ALKANET (Alkanna tinctoria): Coarse perennial herb native to Eurasia and Africa.
Dye chemicals: anchusic acid, anchusin or alkannin in the thick roots that flake like paper when dried. Used by Middle-Eastern dyers by at least 1750 BC; noted in Britain by 1500 AD.
Best on wool, silk, mohair, not great on cellulose fibers. Not very light- or wash-fast, aided and enhanced with alcohol or ammonia. (Henna was also called ‘alkanet’ in old dye books.)
AKA: Alcan, alchanna, alkannet, alkanne, alkennin, anchusa, anchusine, anchuse tinctoria, borage, bugloss (A. arvensis), dyer’s alkanet, dyer’s bugloss, ox-tongue, puccoon, Spanish bugloss (A. tinctoria), [OE] alkanna, enchusa, alchenna, archenda [Fr] langue de boef, orchanet [It] orcanette, orchanette, alchenne, archende [Sp] alcanna, alcanne, alcaneta, [Ar] al hinna, al-henna. [Pakistan]
Alum mordant: lovely pinks
Copper mordant: muted reds to grayed reds
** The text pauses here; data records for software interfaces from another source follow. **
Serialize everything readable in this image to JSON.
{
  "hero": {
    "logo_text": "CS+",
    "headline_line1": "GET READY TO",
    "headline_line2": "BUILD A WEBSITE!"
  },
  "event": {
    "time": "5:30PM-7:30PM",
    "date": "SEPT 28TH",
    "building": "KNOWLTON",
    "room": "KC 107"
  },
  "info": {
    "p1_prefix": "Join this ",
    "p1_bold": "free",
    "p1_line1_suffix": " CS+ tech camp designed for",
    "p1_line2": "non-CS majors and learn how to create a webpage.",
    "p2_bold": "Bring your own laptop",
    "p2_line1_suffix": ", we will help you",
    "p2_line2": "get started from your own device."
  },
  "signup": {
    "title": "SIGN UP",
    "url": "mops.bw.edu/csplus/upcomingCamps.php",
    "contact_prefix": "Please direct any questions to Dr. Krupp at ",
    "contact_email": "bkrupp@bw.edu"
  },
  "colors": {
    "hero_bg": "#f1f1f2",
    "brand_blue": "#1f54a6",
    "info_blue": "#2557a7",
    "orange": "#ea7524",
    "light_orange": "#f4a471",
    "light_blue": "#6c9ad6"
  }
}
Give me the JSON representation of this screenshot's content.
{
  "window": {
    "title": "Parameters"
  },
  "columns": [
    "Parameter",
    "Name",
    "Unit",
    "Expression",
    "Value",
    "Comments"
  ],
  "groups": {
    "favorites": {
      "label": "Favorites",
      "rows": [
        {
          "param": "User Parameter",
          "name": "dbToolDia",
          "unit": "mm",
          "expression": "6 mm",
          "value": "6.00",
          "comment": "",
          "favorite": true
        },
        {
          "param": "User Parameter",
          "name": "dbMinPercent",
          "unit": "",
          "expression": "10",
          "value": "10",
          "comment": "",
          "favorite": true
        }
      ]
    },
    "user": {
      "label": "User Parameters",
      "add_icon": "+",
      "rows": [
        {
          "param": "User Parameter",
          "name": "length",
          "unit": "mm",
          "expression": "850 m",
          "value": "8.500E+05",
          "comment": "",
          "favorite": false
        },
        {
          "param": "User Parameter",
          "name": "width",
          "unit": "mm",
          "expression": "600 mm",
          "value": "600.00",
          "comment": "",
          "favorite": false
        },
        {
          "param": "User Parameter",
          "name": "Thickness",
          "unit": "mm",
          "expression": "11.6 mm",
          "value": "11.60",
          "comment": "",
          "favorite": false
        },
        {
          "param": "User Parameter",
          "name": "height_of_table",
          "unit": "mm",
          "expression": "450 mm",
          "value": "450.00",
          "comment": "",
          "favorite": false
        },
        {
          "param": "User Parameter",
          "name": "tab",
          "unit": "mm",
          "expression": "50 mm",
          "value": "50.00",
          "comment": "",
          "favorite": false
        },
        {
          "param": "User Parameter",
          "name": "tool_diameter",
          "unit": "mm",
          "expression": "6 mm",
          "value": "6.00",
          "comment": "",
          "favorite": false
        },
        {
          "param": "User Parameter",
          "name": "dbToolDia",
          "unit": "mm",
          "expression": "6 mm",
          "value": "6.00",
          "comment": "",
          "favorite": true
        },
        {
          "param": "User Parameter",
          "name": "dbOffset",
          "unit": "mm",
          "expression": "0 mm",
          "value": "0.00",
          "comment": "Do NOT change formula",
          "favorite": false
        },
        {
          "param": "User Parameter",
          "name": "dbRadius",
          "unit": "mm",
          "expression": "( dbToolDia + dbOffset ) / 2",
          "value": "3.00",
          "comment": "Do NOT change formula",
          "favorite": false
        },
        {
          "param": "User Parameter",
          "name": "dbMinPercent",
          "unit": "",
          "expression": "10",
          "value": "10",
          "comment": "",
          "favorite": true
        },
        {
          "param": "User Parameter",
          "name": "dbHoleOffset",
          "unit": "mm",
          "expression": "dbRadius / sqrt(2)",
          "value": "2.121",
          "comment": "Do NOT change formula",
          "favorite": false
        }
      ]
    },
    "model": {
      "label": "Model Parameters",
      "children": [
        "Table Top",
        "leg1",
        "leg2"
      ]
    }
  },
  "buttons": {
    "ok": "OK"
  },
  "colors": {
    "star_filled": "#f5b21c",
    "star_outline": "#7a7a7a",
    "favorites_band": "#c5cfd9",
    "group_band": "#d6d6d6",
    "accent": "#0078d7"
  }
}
Soda ash: muted violet to grayed violets
Tartaric acid: grays to browns.